That the Buzz would draw well last year stood to reason. They brought Triple-A baseball back to Salt Lake and were bound to attract a reasonable amount of interest. Like the O.J. Simpson trial, everyone was curious at first. They had new uniforms and a new name and a new retro-look stadium. People were showing up who didn't know a passed ball from a passed kidney stone.

Still, the Buzz had to be wondering what effect the major league strike would have on Year II; whether the backlash against the major leagues would seep into the minors. Buzas blustered that despite the rainy spring and the major league strike, fans would come to his ballpark.

Which they did.

While last year the Buzz were a temptation to both baseball fans and curiosity seekers, this year's Buzz offered something else: a contender. They finished second in the first half of the season, then came on like a runaway forklift in the second half. Despite enduring more than the normal turnover for a triple-A team - eight players called up to the majors and star slugger Bernardo Brito moving to Japan - they continued to play well. They went on as though nothing had happened. They got a serious case of tunnel vision.

Barring a complete collapse this week, they will open the playoffs in Vancouver Sept. 6.

Thus, the Buzz are putting a wrap on a second season which was nearly as successful as the first.
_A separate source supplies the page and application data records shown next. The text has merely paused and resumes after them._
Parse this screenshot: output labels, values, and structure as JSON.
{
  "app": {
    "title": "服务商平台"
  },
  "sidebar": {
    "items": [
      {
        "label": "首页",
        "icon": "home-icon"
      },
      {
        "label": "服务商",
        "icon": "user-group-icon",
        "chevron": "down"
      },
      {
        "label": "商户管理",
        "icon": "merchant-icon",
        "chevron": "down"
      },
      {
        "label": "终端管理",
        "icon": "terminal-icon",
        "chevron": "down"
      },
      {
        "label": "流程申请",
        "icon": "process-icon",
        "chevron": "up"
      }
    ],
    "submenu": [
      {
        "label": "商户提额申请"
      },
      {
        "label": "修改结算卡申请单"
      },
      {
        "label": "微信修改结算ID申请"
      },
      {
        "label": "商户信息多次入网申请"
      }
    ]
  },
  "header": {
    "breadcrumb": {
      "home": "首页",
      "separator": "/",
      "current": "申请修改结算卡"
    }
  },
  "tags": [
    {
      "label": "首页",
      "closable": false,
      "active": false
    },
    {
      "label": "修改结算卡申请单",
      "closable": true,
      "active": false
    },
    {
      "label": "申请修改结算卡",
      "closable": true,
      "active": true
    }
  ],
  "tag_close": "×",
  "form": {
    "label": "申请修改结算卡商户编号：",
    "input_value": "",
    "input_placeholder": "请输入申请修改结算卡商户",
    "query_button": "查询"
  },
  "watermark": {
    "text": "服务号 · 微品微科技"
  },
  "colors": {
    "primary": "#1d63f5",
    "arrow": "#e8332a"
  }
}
Like Knotts Landing and Melrose Place, the spinoff was also smash. Not only did they provide a fine summer baseball experienced for fans, they provided a pennant.

A hard combination to ignore.

"I think," said Buzas, "that this year was even more satisfying than last. This is a great baseball town and a great sports area. I tell people back East about 55,000 fans going to basketball games on the same night last winter here in Utah. They had BYU, Utah and the Jazz playing on the same night."

Buzas had a word of advice this summer to friend David Elmore, who only last month agreed to bring professional hockey back to Utah. He told Elmore that if he built it, Utah sports fans would come.

It was all the convincing Elmore needed. Hockey was on its way.

Perhaps Salt Lake isn't as big as sports town as it thinks, but you'd have a hard time convincing Buzas. All he has to do is look in his checkbook. For two straight seasons all he's had to do is announce a starting time and open the gates and people came like it was a white sale at Mervyn's.

So at least for the time being, the Buzz are still the team to watch in the summer and Franklin Quest Field is the place to be. You don't even have to be one one of the rich and famous to attend. But you may want to call ahead for a ticket.